Cool, huh? So, there you have it …
Today’s network telemetry & analytics solutions could indeed evolve into full OF/SDN solutions. This type of solution appears to be a perfect fit for leveraging the capabilities of OpenFlow. Think about replacing all the complex CLI and script driven programming of the telemetry switches with OpenFlow. How much simpler would that be? Not only is such a “southbound” programmatic interface like OpenFlow simpler and more dynamic in terms of real-time programming, but it’s also an industry standardized interface. Imagine that.
Today, Brocade offers a very powerful and capable Network Telemetry & Analytics solution using our MLX platform, which is combined with a tightly integrated network analysis software suite from IBM. This partnership was developed specifically for this emerging area of network analytics. Here are some details of this integrated solution:
· Brocade MLXe + IBM InfoSphere Streams is an end-to-end solution for advanced network telemetry, network intelligence or security applications
· MLXe extracts and delivers real-time network data; IBM InfoSphere Streams analyzes the data, resulting in actionable insights

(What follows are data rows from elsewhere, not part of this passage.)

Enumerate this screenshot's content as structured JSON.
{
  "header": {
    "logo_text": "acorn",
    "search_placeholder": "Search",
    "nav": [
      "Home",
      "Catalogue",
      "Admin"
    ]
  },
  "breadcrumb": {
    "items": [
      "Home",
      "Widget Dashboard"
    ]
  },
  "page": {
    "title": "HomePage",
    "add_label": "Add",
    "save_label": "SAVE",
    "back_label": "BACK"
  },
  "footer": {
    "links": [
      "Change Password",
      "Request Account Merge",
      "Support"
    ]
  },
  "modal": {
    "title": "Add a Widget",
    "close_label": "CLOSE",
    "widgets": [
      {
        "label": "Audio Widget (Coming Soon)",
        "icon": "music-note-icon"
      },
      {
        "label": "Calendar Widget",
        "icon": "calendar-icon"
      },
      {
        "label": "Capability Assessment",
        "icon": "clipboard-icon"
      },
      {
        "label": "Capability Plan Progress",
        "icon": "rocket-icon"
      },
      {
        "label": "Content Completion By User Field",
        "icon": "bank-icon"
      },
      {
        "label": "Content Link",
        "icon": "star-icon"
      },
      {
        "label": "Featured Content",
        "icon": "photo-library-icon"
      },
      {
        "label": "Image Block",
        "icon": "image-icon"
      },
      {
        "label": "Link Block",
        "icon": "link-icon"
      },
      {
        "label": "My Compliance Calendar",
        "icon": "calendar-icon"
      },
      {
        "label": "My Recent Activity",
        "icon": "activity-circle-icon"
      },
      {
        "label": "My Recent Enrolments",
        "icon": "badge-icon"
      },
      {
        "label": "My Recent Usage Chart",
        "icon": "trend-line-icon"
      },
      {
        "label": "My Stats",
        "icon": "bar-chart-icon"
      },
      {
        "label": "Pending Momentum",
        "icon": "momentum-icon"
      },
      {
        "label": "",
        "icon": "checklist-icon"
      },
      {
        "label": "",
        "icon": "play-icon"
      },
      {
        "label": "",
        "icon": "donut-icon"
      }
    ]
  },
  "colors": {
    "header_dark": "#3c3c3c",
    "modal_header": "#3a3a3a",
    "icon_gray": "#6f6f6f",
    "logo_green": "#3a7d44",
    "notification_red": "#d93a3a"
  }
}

· MLXe is a carrier class, high-performance, telco-grade platform; capable to filter, aggregate, and replicate network traffic at line-rate speeds
o Provides network visibility for the purposes of monitoring, reporting, and analyzing traffic information and data
· IBM InfoSphere Streams provides a state-of-the-art computing platform that enables companies to turn burgeoning data volumes into actionable informationand business decisions
o A highly scalable, agile software infrastructure that enables in-motion analyticson a wide variety of data types at unprecedented volumes and speeds
With the emergence of the Software Defined Networking era, traditional solutions such as this will soon integrate technologies such as OpenFlow. These advanced solutions will provide more dynamic capabilities while also simplifying the operations and management of the network devices. SDN is not just about the dynamic programming of state into the network, but is also critical to extracting state from the network. So, stay tuned for news related to developments such as this in this exciting and emerging Software Defined Networking era!